**WORK ORDER:** What is needed here is a verbatim copy of the records that follow.

Segment Start: SOURCE RECORDS

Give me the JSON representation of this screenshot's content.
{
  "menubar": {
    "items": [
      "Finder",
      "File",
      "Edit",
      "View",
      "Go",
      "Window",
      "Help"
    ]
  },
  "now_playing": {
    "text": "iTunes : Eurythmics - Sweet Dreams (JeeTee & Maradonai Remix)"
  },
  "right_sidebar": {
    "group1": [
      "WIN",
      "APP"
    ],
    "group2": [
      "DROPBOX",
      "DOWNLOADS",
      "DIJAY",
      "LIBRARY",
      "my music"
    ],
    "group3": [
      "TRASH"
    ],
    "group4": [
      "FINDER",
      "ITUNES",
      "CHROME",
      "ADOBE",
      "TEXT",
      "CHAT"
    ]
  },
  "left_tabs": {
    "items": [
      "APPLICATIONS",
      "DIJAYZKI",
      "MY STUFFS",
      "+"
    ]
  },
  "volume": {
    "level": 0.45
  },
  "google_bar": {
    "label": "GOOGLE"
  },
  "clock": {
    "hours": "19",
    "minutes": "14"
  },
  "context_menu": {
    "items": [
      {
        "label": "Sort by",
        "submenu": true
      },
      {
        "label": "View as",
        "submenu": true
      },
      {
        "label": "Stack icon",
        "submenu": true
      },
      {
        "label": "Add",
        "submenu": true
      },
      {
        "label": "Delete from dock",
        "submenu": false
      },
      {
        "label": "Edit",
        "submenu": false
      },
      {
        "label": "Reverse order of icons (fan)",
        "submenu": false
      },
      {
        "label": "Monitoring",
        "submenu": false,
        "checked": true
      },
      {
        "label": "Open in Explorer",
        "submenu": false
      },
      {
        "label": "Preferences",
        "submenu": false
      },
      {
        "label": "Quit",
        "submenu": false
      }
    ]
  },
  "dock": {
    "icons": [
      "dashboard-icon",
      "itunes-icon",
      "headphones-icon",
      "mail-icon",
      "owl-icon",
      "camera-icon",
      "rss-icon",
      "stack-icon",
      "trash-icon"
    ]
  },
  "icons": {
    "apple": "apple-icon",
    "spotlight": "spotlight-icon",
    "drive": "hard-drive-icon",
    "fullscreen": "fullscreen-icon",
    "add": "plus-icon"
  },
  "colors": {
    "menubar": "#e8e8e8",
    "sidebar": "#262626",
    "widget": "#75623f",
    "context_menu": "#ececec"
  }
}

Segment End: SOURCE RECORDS

**SOLUTION:**
Give me the JSON representation of this screenshot's content.
{
  "menubar": {
    "items": [
      "Finder",
      "File",
      "Edit",
      "View",
      "Go",
      "Window",
      "Help"
    ]
  },
  "now_playing": {
    "text": "iTunes : Eurythmics - Sweet Dreams (JeeTee & Maradonai Remix)"
  },
  "right_sidebar": {
    "group1": [
      "WIN",
      "APP"
    ],
    "group2": [
      "DROPBOX",
      "DOWNLOADS",
      "DIJAY",
      "LIBRARY",
      "my music"
    ],
    "group3": [
      "TRASH"
    ],
    "group4": [
      "FINDER",
      "ITUNES",
      "CHROME",
      "ADOBE",
      "TEXT",
      "CHAT"
    ]
  },
  "left_tabs": {
    "items": [
      "APPLICATIONS",
      "DIJAYZKI",
      "MY STUFFS",
      "+"
    ]
  },
  "volume": {
    "level": 0.45
  },
  "google_bar": {
    "label": "GOOGLE"
  },
  "clock": {
    "hours": "19",
    "minutes": "14"
  },
  "context_menu": {
    "items": [
      {
        "label": "Sort by",
        "submenu": true
      },
      {
        "label": "View as",
        "submenu": true
      },
      {
        "label": "Stack icon",
        "submenu": true
      },
      {
        "label": "Add",
        "submenu": true
      },
      {
        "label": "Delete from dock",
        "submenu": false
      },
      {
        "label": "Edit",
        "submenu": false
      },
      {
        "label": "Reverse order of icons (fan)",
        "submenu": false
      },
      {
        "label": "Monitoring",
        "submenu": false,
        "checked": true
      },
      {
        "label": "Open in Explorer",
        "submenu": false
      },
      {
        "label": "Preferences",
        "submenu": false
      },
      {
        "label": "Quit",
        "submenu": false
      }
    ]
  },
  "dock": {
    "icons": [
      "dashboard-icon",
      "itunes-icon",
      "headphones-icon",
      "mail-icon",
      "owl-icon",
      "camera-icon",
      "rss-icon",
      "stack-icon",
      "trash-icon"
    ]
  },
  "icons": {
    "apple": "apple-icon",
    "spotlight": "spotlight-icon",
    "drive": "hard-drive-icon",
    "fullscreen": "fullscreen-icon",
    "add": "plus-icon"
  },
  "colors": {
    "menubar": "#e8e8e8",
    "sidebar": "#262626",
    "widget": "#75623f",
    "context_menu": "#ececec"
  }
}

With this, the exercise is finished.